[Data records for software interfaces]
· · · · ·

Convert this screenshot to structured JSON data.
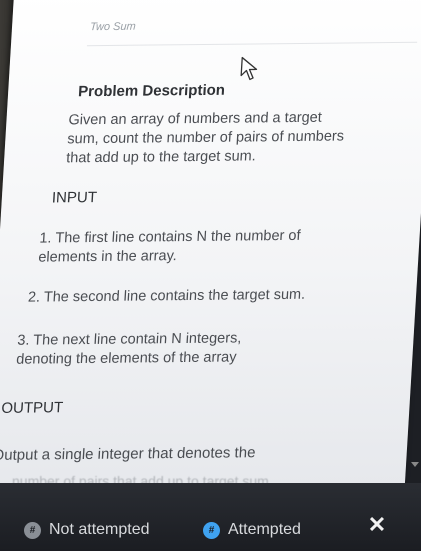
{
  "page": {
    "title": "Two Sum"
  },
  "problem": {
    "heading": "Problem Description",
    "desc_lines": [
      "Given an array of numbers and a target",
      "sum, count the number of pairs of numbers",
      "that add up to the target sum."
    ]
  },
  "input": {
    "heading": "INPUT",
    "item1": [
      "1. The first line contains N the number of",
      "elements in the array."
    ],
    "item2": "2. The second line contains the target sum.",
    "item3": [
      "3. The next line contain N integers,",
      "denoting the elements of the array"
    ]
  },
  "output": {
    "heading": "OUTPUT",
    "line1": "Output a single integer that denotes the",
    "line2_partial": "number of pairs that add up to target sum"
  },
  "status": {
    "not_attempted": {
      "label": "Not attempted",
      "symbol": "#",
      "color": "#8a8f96"
    },
    "attempted": {
      "label": "Attempted",
      "symbol": "#",
      "color": "#3fa2f0"
    },
    "close_symbol": "✕"
  },
  "icons": {
    "cursor": "cursor-arrow-icon",
    "scroll": "scroll-down-icon",
    "close": "close-icon"
  }
}
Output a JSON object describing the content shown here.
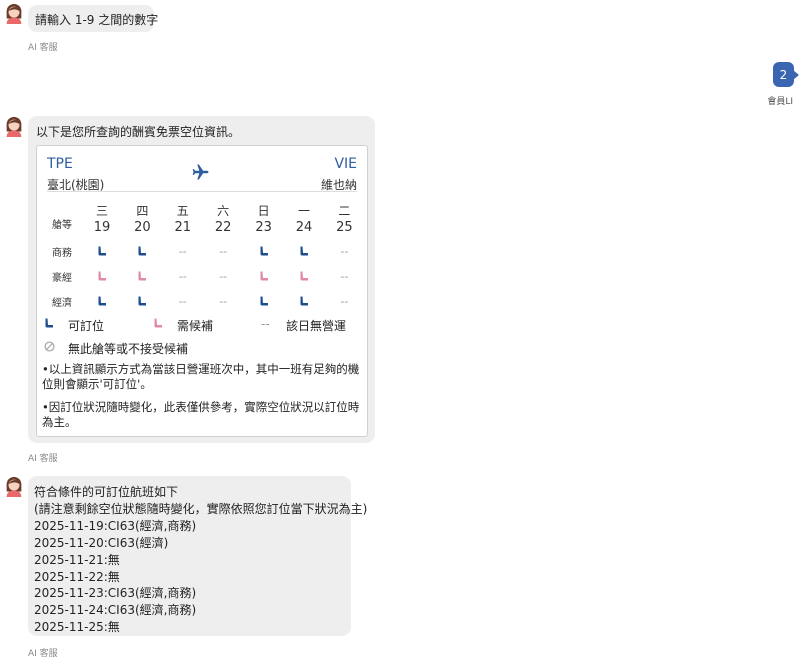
{
  "messages": {
    "bot1": {
      "text": "請輸入 1-9 之間的數字",
      "sender": "AI 客服"
    },
    "user1": {
      "text": "2",
      "sender": "會員LI"
    },
    "bot2": {
      "intro": "以下是您所查詢的酬賓免票空位資訊。",
      "sender": "AI 客服",
      "route": {
        "from_code": "TPE",
        "from_city": "臺北(桃園)",
        "to_code": "VIE",
        "to_city": "維也納"
      },
      "cabin_header": "艙等",
      "days": [
        "三",
        "四",
        "五",
        "六",
        "日",
        "一",
        "二"
      ],
      "dates": [
        "19",
        "20",
        "21",
        "22",
        "23",
        "24",
        "25"
      ],
      "rows": [
        {
          "label": "商務",
          "cells": [
            "available",
            "available",
            "none",
            "none",
            "available",
            "available",
            "none"
          ]
        },
        {
          "label": "豪經",
          "cells": [
            "waitlist",
            "waitlist",
            "none",
            "none",
            "waitlist",
            "waitlist",
            "none"
          ]
        },
        {
          "label": "經濟",
          "cells": [
            "available",
            "available",
            "none",
            "none",
            "available",
            "available",
            "none"
          ]
        }
      ],
      "none_text": "--",
      "legend": {
        "available": "可訂位",
        "waitlist": "需候補",
        "none_symbol": "--",
        "none": "該日無營運",
        "not_accepted": "無此艙等或不接受候補"
      },
      "note1": "•以上資訊顯示方式為當該日營運班次中，其中一班有足夠的機位則會顯示'可訂位'。",
      "note2": "•因訂位狀況隨時變化，此表僅供參考，實際空位狀況以訂位時為主。"
    },
    "bot3": {
      "sender": "AI 客服",
      "lines": [
        "符合條件的可訂位航班如下",
        "(請注意剩餘空位狀態隨時變化，實際依照您訂位當下狀況為主)",
        "2025-11-19:CI63(經濟,商務)",
        "2025-11-20:CI63(經濟)",
        "2025-11-21:無",
        "2025-11-22:無",
        "2025-11-23:CI63(經濟,商務)",
        "2025-11-24:CI63(經濟,商務)",
        "2025-11-25:無"
      ]
    }
  },
  "colors": {
    "available": "#1f4e8f",
    "waitlist": "#e08aa3",
    "user_bubble": "#3a66b1",
    "bubble": "#eeeeee",
    "route_code": "#2e5e9e"
  },
  "icons": {
    "avatar": "woman-avatar-icon",
    "plane": "airplane-icon",
    "seat": "seat-icon",
    "not_accepted": "prohibited-icon"
  }
}
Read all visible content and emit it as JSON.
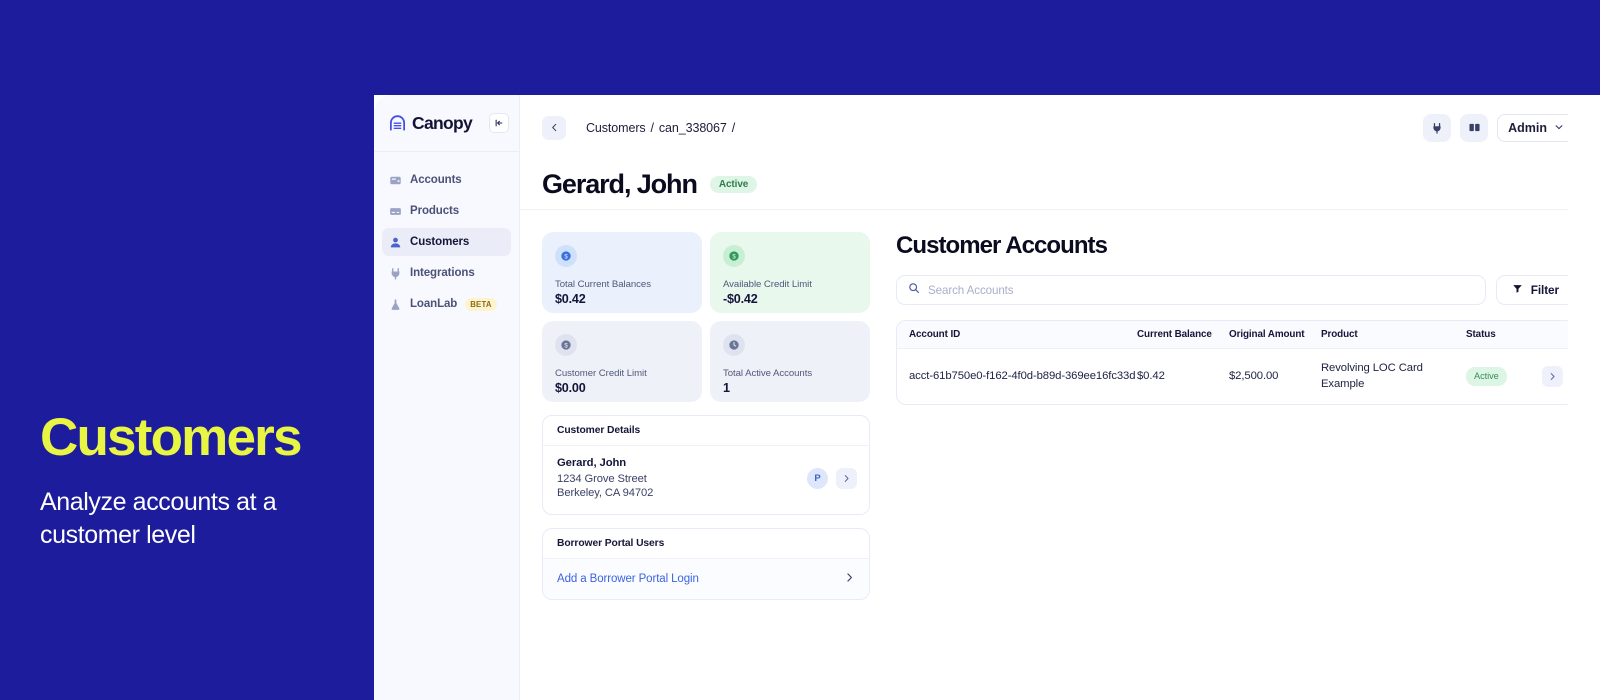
{
  "promo": {
    "title": "Customers",
    "subtitle": "Analyze accounts at a customer level",
    "title_color": "#e8f542",
    "bg_color": "#1c1c9c"
  },
  "sidebar": {
    "brand": "Canopy",
    "brand_mark_icon": "canopy-arch-logo",
    "collapse_icon": "collapse-sidebar-icon",
    "items": [
      {
        "label": "Accounts",
        "icon": "wallet-icon",
        "active": false,
        "badge": ""
      },
      {
        "label": "Products",
        "icon": "card-icon",
        "active": false,
        "badge": ""
      },
      {
        "label": "Customers",
        "icon": "person-icon",
        "active": true,
        "badge": ""
      },
      {
        "label": "Integrations",
        "icon": "plug-icon",
        "active": false,
        "badge": ""
      },
      {
        "label": "LoanLab",
        "icon": "flask-icon",
        "active": false,
        "badge": "BETA"
      }
    ]
  },
  "topbar": {
    "back_icon": "chevron-left-icon",
    "breadcrumb": {
      "root": "Customers",
      "sep1": "/",
      "id": "can_338067",
      "sep2": "/"
    },
    "integrations_icon": "plug-icon",
    "docs_icon": "book-icon",
    "account_label": "Admin",
    "account_chevron_icon": "chevron-down-icon"
  },
  "header": {
    "title": "Gerard, John",
    "status_badge": "Active",
    "status_color": "#2f7d4f"
  },
  "stats": [
    {
      "label": "Total Current Balances",
      "value": "$0.42",
      "tone": "blue",
      "icon": "dollar-circle-icon"
    },
    {
      "label": "Available Credit Limit",
      "value": "-$0.42",
      "tone": "green",
      "icon": "dollar-circle-icon"
    },
    {
      "label": "Customer Credit Limit",
      "value": "$0.00",
      "tone": "grey",
      "icon": "dollar-circle-icon"
    },
    {
      "label": "Total Active Accounts",
      "value": "1",
      "tone": "grey",
      "icon": "clock-icon"
    }
  ],
  "customer_details": {
    "heading": "Customer Details",
    "name": "Gerard, John",
    "address_line1": "1234 Grove Street",
    "address_line2": "Berkeley, CA 94702",
    "avatar_initial": "P",
    "chevron_icon": "chevron-right-icon"
  },
  "borrower_portal": {
    "heading": "Borrower Portal Users",
    "link": "Add a Borrower Portal Login",
    "link_color": "#3b64e0",
    "chevron_icon": "chevron-right-icon"
  },
  "accounts": {
    "section_title": "Customer Accounts",
    "search_placeholder": "Search Accounts",
    "search_value": "",
    "search_icon": "search-icon",
    "filter_label": "Filter",
    "filter_icon": "funnel-icon",
    "columns": [
      "Account ID",
      "Current Balance",
      "Original Amount",
      "Product",
      "Status",
      ""
    ],
    "rows": [
      {
        "account_id": "acct-61b750e0-f162-4f0d-b89d-369ee16fc33d",
        "current_balance": "$0.42",
        "original_amount": "$2,500.00",
        "product": "Revolving LOC Card Example",
        "status": "Active",
        "chevron_icon": "chevron-right-icon"
      }
    ]
  }
}
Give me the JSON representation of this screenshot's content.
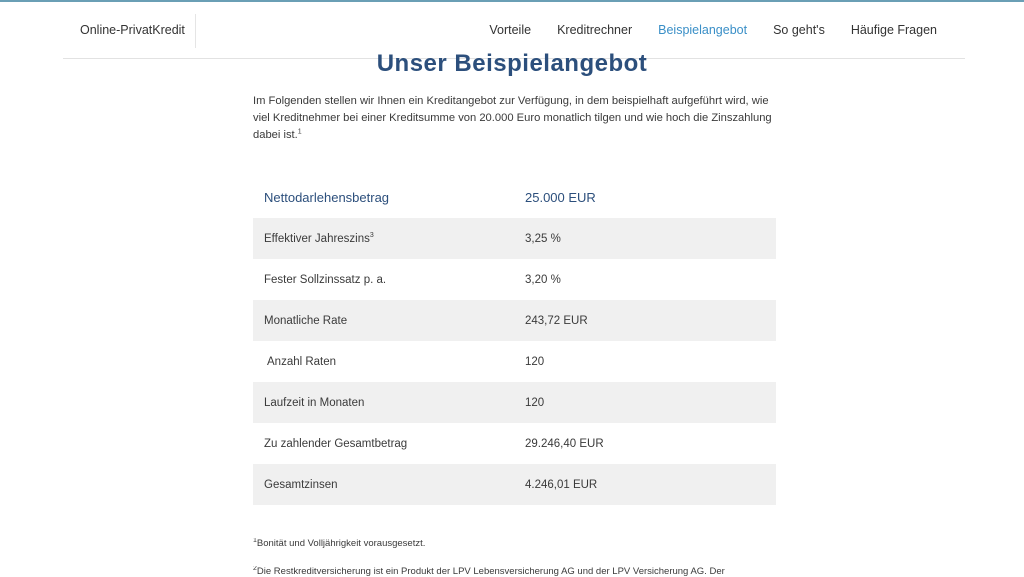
{
  "header": {
    "brand": "Online-PrivatKredit",
    "nav": [
      {
        "label": "Vorteile",
        "active": false
      },
      {
        "label": "Kreditrechner",
        "active": false
      },
      {
        "label": "Beispielangebot",
        "active": true
      },
      {
        "label": "So geht's",
        "active": false
      },
      {
        "label": "Häufige Fragen",
        "active": false
      }
    ]
  },
  "colors": {
    "accent": "#3a8fc7",
    "title": "#2c4f7c",
    "row_alt": "#f0f0f0"
  },
  "main": {
    "title": "Unser Beispielangebot",
    "intro": "Im Folgenden stellen wir Ihnen ein Kreditangebot zur Verfügung, in dem beispielhaft aufgeführt wird, wie viel Kreditnehmer bei einer Kreditsumme von 20.000 Euro monatlich tilgen und wie hoch die Zinszahlung dabei ist.",
    "intro_sup": "1",
    "table": [
      {
        "label": "Nettodarlehensbetrag",
        "sup": "",
        "value": "25.000 EUR"
      },
      {
        "label": "Effektiver Jahreszins",
        "sup": "3",
        "value": "3,25 %"
      },
      {
        "label": "Fester Sollzinssatz p. a.",
        "sup": "",
        "value": "3,20 %"
      },
      {
        "label": "Monatliche Rate",
        "sup": "",
        "value": "243,72 EUR"
      },
      {
        "label": " Anzahl Raten",
        "sup": "",
        "value": "120"
      },
      {
        "label": "Laufzeit in Monaten",
        "sup": "",
        "value": "120"
      },
      {
        "label": "Zu zahlender Gesamtbetrag",
        "sup": "",
        "value": "29.246,40 EUR"
      },
      {
        "label": "Gesamtzinsen",
        "sup": "",
        "value": "4.246,01 EUR"
      }
    ],
    "footnotes": [
      {
        "sup": "1",
        "text": "Bonität und Volljährigkeit vorausgesetzt."
      },
      {
        "sup": "2",
        "text": "Die Restkreditversicherung ist ein Produkt der LPV Lebensversicherung AG und der LPV Versicherung AG. Der"
      }
    ]
  }
}
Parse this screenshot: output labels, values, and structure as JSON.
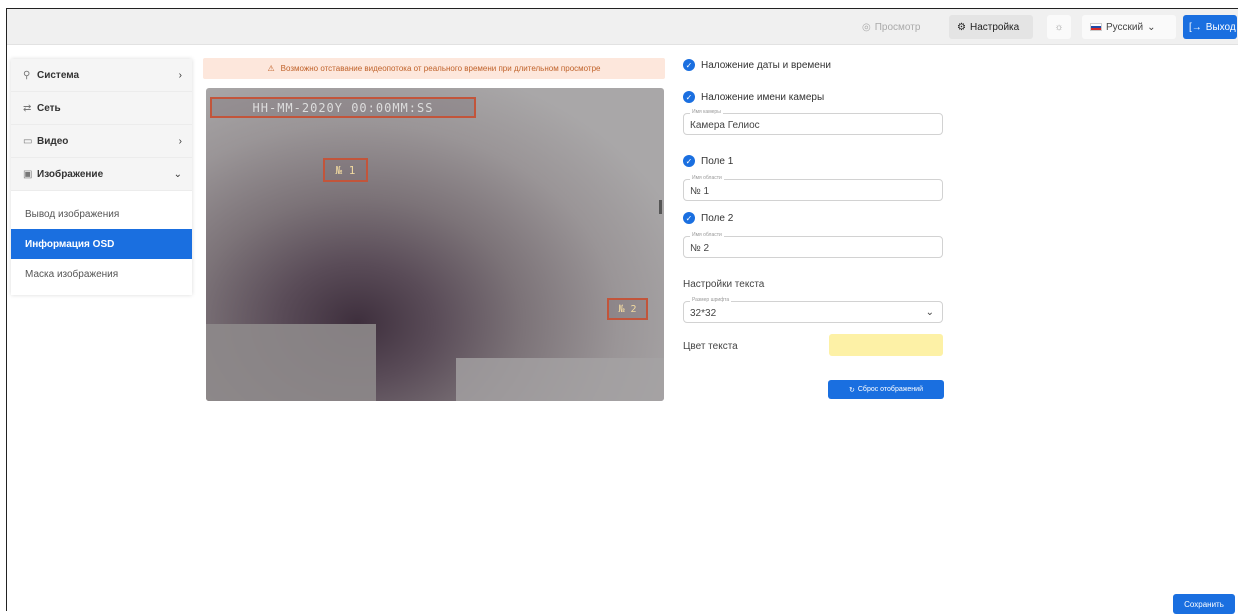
{
  "topbar": {
    "preview_label": "Просмотр",
    "settings_label": "Настройка",
    "language_label": "Русский",
    "logout_label": "Выход"
  },
  "sidebar": {
    "items": [
      {
        "label": "Система",
        "icon": "wrench-icon"
      },
      {
        "label": "Сеть",
        "icon": "network-icon"
      },
      {
        "label": "Видео",
        "icon": "video-icon"
      },
      {
        "label": "Изображение",
        "icon": "image-icon"
      }
    ],
    "subitems": [
      {
        "label": "Вывод изображения"
      },
      {
        "label": "Информация OSD",
        "active": true
      },
      {
        "label": "Маска изображения"
      }
    ]
  },
  "warning": {
    "text": "Возможно отставание видеопотока от реального времени при длительном просмотре"
  },
  "video": {
    "osd_datetime": "HH-MM-2020Y 00:00MM:SS",
    "osd_field1": "№ 1",
    "osd_field2": "№ 2"
  },
  "form": {
    "datetime_overlay_label": "Наложение даты и времени",
    "camera_name_overlay_label": "Наложение имени камеры",
    "camera_name_field_label": "Имя камеры",
    "camera_name_value": "Камера Гелиос",
    "field1_label": "Поле 1",
    "field1_area_label": "Имя области",
    "field1_value": "№ 1",
    "field2_label": "Поле 2",
    "field2_area_label": "Имя области",
    "field2_value": "№ 2",
    "text_settings_label": "Настройки текста",
    "font_size_label": "Размер шрифта",
    "font_size_value": "32*32",
    "text_color_label": "Цвет текста",
    "text_color_value": "#fdf1a6",
    "reset_button": "Сброс отображений"
  },
  "footer": {
    "save_button": "Сохранить"
  },
  "colors": {
    "accent": "#1a6fe0",
    "warning_bg": "#fde7dc",
    "osd_border": "#c2553b"
  }
}
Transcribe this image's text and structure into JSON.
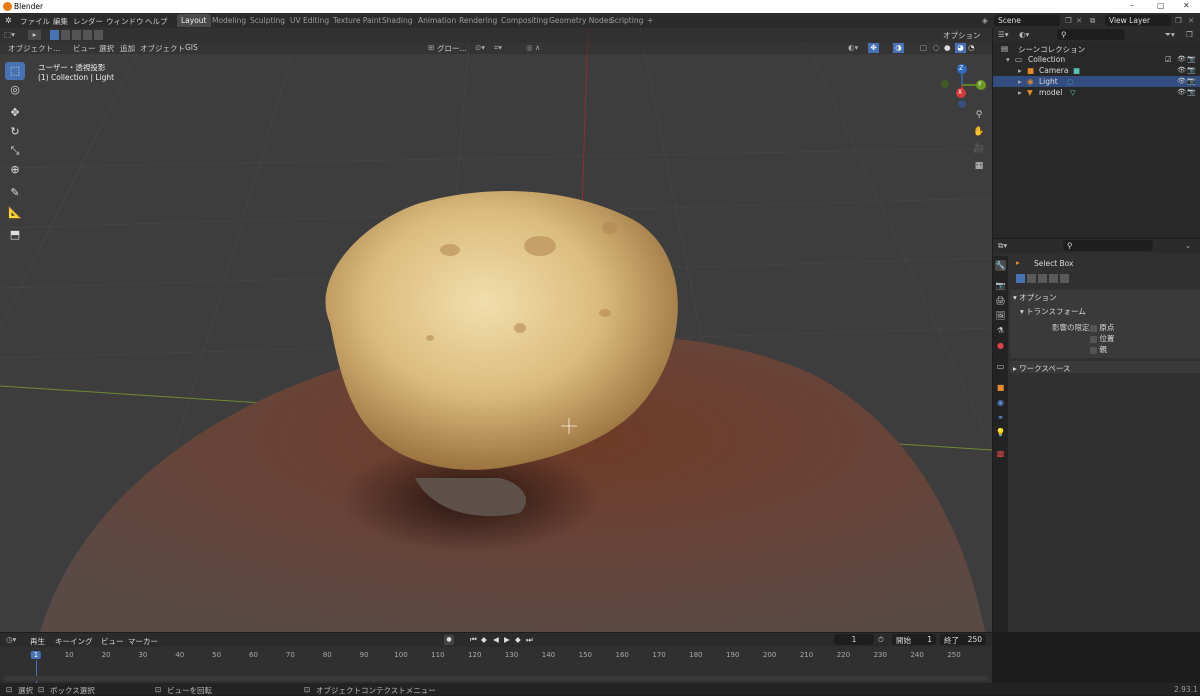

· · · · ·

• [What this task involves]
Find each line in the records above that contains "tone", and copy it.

• [Solution]
      "tone": "blue",
      "tone": "green",
      "tone": "grey",
      "tone": "grey",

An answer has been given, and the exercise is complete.